In many respects, Spain is still clinging to its macho past. However, the government are making considerable efforts to change that, and judging by the representation of women in parliament, those efforts are working.
By comparison, the UK is falling behind. Since 1918, there have only been a total of 558 female members of parliament. Until the end of 2016, there had been fewer women sitting in the House of Commons throughout history than there were men sitting at any one time.
Although numbers have increased to the current high of 224, currently male MPs outnumber female MPs in the Commons almost two to one. In the House of Lords, the representation of women is even worse, with them making up less than 28% of the total (231 out of 829). In the Cabinet, at the highest levels of British government, that number drops to just 26%, with only six women in ministerial positions.
Inequality for women in politics in Britain is also an issue of party. Adding together the opposition parties, almost 43% of positions are held by women. If you look at Labour on its own, that figure rises to 51%, with half of the Shadow Cabinet being female. By comparison, in the Conservative party, the figure drops to less than a third. Some parties, it would seem, are more equal than others.
As in Spain, British women make up just over half of the total UK population. Yet we are pitifully unrepresented in British politics and in British decision making. That said, we are not alone. Decisions being made by our government are not representative of the views of the majority of the British public, regardless of their sex. There’s a reason you no longer hear the once infamous cry of the “will of the people”. Even our government don’t try that lie on anymore.
As long as important decisions affecting the future of our country are being made by rich, middle-aged, white men, its not just women whose voices won’t be heard. Inequality comes in a variety of shapes and sizes. We must fight it in every form, at every opportunity, for the benefit of men and women alike.
Sue Wilson MBE is the Chair of Bremain in Spain, a group that campaigns to protect the rights of British migrants living in Spain & across Europe.

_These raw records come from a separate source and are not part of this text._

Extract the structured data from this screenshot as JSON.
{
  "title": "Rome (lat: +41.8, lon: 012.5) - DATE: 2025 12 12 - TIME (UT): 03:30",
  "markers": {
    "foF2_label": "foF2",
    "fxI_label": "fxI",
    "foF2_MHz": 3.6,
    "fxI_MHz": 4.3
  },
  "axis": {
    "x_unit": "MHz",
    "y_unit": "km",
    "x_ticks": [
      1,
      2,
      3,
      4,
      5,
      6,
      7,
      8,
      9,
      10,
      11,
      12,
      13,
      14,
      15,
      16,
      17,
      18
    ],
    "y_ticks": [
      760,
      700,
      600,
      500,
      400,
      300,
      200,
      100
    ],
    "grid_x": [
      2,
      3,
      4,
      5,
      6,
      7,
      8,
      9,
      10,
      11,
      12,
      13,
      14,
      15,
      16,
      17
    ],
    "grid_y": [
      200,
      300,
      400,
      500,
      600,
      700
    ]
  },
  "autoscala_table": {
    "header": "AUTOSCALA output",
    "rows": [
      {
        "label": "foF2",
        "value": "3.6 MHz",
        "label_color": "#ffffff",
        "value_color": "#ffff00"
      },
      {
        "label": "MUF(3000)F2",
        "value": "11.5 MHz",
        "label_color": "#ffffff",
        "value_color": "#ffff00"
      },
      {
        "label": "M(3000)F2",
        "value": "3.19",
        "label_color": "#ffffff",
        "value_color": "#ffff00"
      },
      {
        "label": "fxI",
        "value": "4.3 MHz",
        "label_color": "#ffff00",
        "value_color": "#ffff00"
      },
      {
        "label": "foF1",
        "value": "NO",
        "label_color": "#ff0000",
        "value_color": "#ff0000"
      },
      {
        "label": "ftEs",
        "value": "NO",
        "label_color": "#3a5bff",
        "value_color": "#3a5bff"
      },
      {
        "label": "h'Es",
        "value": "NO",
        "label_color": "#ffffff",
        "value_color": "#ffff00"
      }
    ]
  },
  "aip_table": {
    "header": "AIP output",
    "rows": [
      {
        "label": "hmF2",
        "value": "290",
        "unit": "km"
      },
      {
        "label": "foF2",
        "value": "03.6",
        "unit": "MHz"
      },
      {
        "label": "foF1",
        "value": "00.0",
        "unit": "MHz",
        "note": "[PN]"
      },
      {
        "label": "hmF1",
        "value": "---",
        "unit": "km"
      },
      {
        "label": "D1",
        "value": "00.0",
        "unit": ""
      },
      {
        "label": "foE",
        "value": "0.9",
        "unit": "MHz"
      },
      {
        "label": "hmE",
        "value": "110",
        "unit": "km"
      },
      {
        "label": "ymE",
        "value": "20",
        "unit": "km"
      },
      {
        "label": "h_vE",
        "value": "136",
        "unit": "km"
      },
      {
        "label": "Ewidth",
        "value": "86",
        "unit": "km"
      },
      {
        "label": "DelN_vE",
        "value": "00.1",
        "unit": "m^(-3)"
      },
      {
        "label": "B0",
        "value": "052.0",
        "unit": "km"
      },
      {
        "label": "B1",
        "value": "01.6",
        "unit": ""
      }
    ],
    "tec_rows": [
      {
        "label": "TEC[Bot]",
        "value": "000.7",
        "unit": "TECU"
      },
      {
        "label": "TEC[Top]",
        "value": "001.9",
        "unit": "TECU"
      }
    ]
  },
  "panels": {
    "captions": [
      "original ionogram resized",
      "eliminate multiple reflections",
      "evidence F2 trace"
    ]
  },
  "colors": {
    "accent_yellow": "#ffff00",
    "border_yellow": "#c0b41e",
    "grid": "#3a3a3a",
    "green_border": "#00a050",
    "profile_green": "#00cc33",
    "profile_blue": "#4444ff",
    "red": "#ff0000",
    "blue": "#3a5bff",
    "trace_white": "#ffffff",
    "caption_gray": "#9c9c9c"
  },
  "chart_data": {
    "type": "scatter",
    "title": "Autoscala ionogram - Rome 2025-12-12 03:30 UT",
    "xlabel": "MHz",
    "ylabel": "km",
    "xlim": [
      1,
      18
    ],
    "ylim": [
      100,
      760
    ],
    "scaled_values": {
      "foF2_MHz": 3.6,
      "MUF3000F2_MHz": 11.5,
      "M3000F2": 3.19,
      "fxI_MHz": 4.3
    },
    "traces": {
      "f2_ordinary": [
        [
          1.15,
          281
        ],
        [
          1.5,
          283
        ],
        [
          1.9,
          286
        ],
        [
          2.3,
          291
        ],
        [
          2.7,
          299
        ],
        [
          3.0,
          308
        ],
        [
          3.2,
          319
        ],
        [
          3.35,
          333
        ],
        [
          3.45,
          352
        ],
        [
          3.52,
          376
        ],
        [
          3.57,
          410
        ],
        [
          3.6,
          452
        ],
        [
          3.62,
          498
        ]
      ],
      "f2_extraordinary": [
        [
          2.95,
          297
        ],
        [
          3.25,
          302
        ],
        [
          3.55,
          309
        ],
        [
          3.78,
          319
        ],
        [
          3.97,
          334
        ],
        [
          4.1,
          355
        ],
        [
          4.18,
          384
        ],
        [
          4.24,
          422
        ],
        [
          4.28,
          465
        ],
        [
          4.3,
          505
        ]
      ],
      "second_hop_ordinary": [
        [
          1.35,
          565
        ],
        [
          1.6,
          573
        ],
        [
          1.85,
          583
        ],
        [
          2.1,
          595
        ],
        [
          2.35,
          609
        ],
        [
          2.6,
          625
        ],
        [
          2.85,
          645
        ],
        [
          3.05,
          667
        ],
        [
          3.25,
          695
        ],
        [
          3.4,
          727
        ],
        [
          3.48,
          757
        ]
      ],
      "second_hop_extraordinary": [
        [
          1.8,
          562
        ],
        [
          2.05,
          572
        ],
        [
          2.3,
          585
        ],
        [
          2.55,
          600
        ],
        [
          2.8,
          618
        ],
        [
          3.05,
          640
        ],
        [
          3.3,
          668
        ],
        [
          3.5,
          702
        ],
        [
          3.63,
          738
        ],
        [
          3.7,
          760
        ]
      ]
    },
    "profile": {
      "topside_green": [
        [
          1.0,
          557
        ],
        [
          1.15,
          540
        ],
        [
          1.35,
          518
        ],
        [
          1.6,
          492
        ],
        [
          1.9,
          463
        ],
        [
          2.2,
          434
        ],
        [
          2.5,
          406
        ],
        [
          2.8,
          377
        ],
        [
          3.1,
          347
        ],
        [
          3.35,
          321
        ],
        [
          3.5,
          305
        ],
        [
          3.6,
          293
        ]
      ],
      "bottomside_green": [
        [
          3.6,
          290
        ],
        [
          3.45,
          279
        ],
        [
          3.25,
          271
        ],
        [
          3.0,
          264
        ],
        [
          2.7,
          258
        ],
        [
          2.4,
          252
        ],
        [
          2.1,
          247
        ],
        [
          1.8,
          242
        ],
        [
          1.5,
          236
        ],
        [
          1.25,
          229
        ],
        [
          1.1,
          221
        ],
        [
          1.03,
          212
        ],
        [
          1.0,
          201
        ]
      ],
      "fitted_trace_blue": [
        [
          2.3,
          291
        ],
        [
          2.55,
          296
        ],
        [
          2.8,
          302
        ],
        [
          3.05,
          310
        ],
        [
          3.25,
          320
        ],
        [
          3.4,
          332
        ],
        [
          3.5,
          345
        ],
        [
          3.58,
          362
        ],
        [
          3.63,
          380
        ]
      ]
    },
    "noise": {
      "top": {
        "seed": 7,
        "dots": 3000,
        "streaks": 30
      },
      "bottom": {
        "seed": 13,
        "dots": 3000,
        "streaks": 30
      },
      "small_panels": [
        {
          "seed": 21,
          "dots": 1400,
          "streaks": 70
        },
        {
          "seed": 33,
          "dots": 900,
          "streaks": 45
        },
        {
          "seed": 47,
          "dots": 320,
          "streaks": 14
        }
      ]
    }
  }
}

- FOCUS: How a British woman in Spain who lacked the confidence to talk about politics became a leading campaigner
- What Women’s Day means to three generations of strong Spanish women